Is it me, or do “reading is really really good for you” stories keep showing up again and again in the news? Check out the newest one: “Reading novels may prolong your life!” No joke. Of course, the quality of that reading life is important, at least to me. If reading novels puts you in the “shoes” of the protagonist in ways that mimic reality, then I’d better not waste my time with the bad ones, you know?
I’m always on the hunt for a fantasy series that not only engages my emotions, but makes me think a little differently about the “big questions.” Sadly, you don’t find many of those. But there are a few writers who consistently write books that surprise me as a reader (not easy to do, by the way).
One of these writers is Robert Jackson Bennet. Not only does he have a very writerly name, but his “Divine Cities” series is not your typical fantasy. The first book, City of Stairs, introduces us to a fascinating alternate world set in a gaslit, early-automobile age. The worldbuilding in that novel is fascinating, though it had its drawbacks. I reviewed it on Goodreads a few years ago, and you can read it here.
I was also surprised by the second one, City of Blades. But not in a good way. Rarely have I gone from liking a book to loathing its sequel. But there you go, it does happen.
So you may have thought that I would ignore the third book in the series, City of Miracles. The thing is, RJB writes great characters who just leap off the page. They stay with you. They become fully fledged beings, like actual friends. I couldn’t stop myself. I had to see if he would fix the problems that he had created in book 2.
I’m so glad I stuck with him.

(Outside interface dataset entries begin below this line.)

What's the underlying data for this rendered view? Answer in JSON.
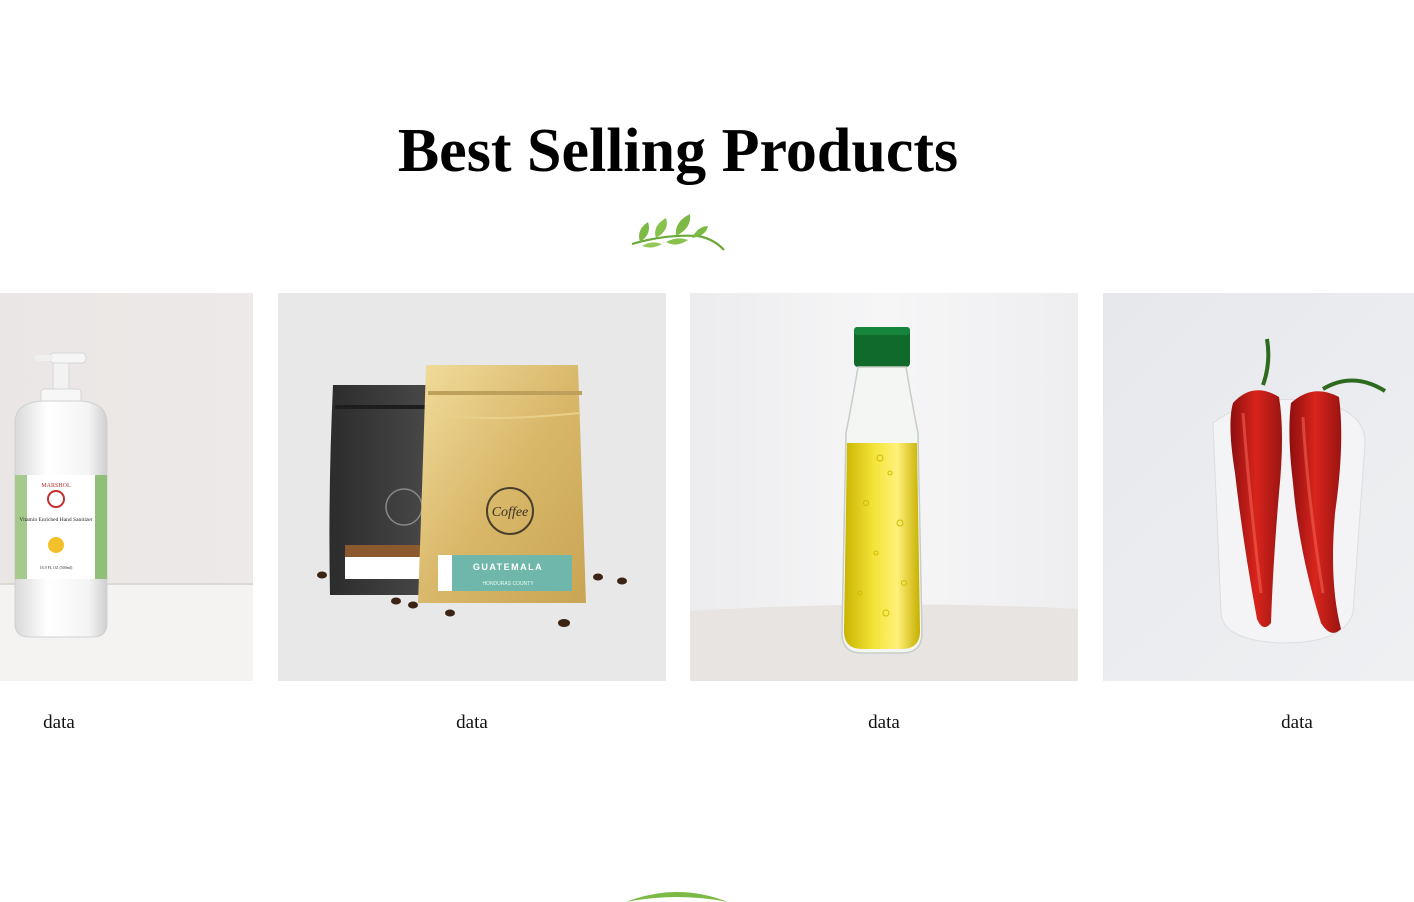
{
  "section": {
    "title": "Best Selling Products"
  },
  "products": [
    {
      "label": "data",
      "image": "hand-sanitizer-bottle",
      "text": {
        "brand": "MARSHOL",
        "name": "Vitamin Enriched Hand Sanitizer",
        "volume": "16.9 FL OZ (500ml)"
      }
    },
    {
      "label": "data",
      "image": "coffee-bags",
      "text": {
        "logo": "Coffee",
        "origin": "GUATEMALA",
        "region": "HONDURAS COUNTY"
      }
    },
    {
      "label": "data",
      "image": "oil-bottle"
    },
    {
      "label": "data",
      "image": "red-chili-peppers"
    }
  ],
  "colors": {
    "leaf_green": "#7cba45",
    "text": "#000000",
    "background": "#ffffff"
  }
}
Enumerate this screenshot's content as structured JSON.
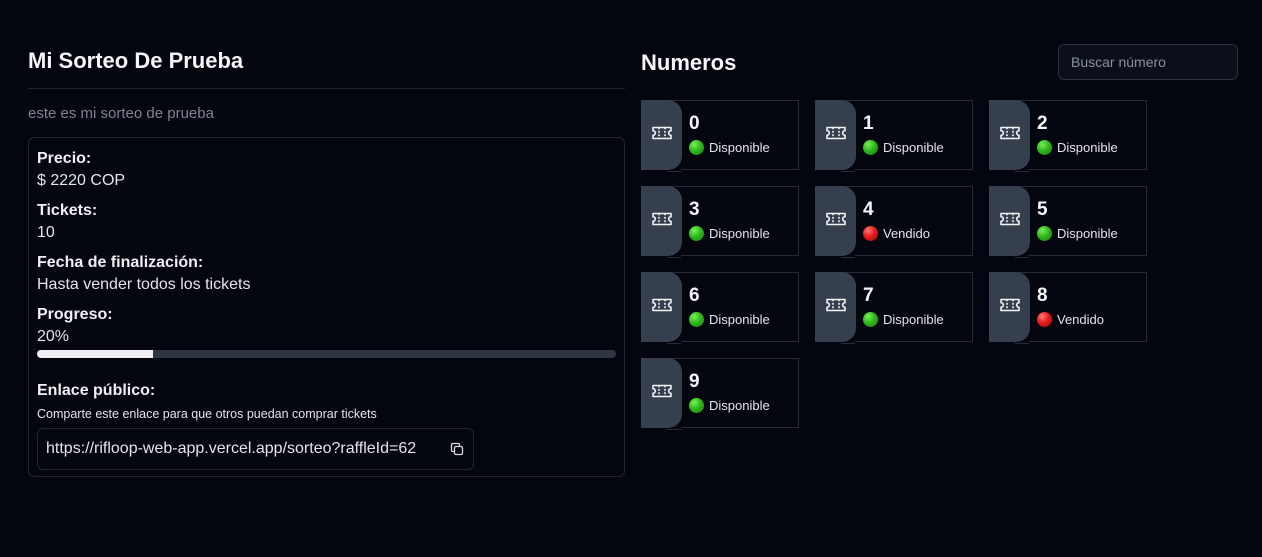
{
  "raffle": {
    "title": "Mi Sorteo De Prueba",
    "description": "este es mi sorteo de prueba",
    "price_label": "Precio:",
    "price_value": "$ 2220 COP",
    "tickets_label": "Tickets:",
    "tickets_value": "10",
    "end_date_label": "Fecha de finalización:",
    "end_date_value": "Hasta vender todos los tickets",
    "progress_label": "Progreso:",
    "progress_value": "20%",
    "progress_fraction": 0.2,
    "public_link_label": "Enlace público:",
    "public_link_helper": "Comparte este enlace para que otros puedan comprar tickets",
    "public_link_url": "https://rifloop-web-app.vercel.app/sorteo?raffleId=62"
  },
  "numbers_panel": {
    "title": "Numeros",
    "search_placeholder": "Buscar número",
    "tickets": [
      {
        "number": "0",
        "status": "Disponible",
        "state": "available"
      },
      {
        "number": "1",
        "status": "Disponible",
        "state": "available"
      },
      {
        "number": "2",
        "status": "Disponible",
        "state": "available"
      },
      {
        "number": "3",
        "status": "Disponible",
        "state": "available"
      },
      {
        "number": "4",
        "status": "Vendido",
        "state": "sold"
      },
      {
        "number": "5",
        "status": "Disponible",
        "state": "available"
      },
      {
        "number": "6",
        "status": "Disponible",
        "state": "available"
      },
      {
        "number": "7",
        "status": "Disponible",
        "state": "available"
      },
      {
        "number": "8",
        "status": "Vendido",
        "state": "sold"
      },
      {
        "number": "9",
        "status": "Disponible",
        "state": "available"
      }
    ]
  },
  "icons": {
    "ticket": "ticket-icon",
    "copy": "copy-icon"
  },
  "colors": {
    "background": "#03060f",
    "available": "#2fb81c",
    "sold": "#e51b1b",
    "stub": "#363f4d"
  }
}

City of Miracles is an exciting, sometimes pulse-pouding thriller that keeps the pages turning. I mean, there’s a sequence on a funicular in the middle of the (fictional) Himalayas that is better than some action movies. It has an effective bad guy with a very believable motivation for his “badness.” And Sigrud, the hulking Scandinavian-type berserker, is the main character. What’s not to love?
But that’s all to be expected from RJB. What threw me for a loop was how this was also a contemplative story about love, loss, and the power of memory. It asks difficult questions about power and love and forgiveness. And it, unlike the other books in the series, does engage the “difficult questions” about life.
Now, to be honest, I don’t share RJB’s worldview. I think his answers to the “why?” of the universe are disappointing and depressing. But that’s his prerogative. He follows through on his worldview to its logical conclusion, and he’s able to do it well. In the final analysis, his book is a thing of beauty. Even if I can’t agree with him about the ultimate questions of life and death, I can appreciate his well-crafted jewel of a book.
And I can wholeheartedly recommend it. You don’t really need to read the other books in the series to appreciate this one. (Note: the book has plenty of violence and adult themes, so not for the faint of heart).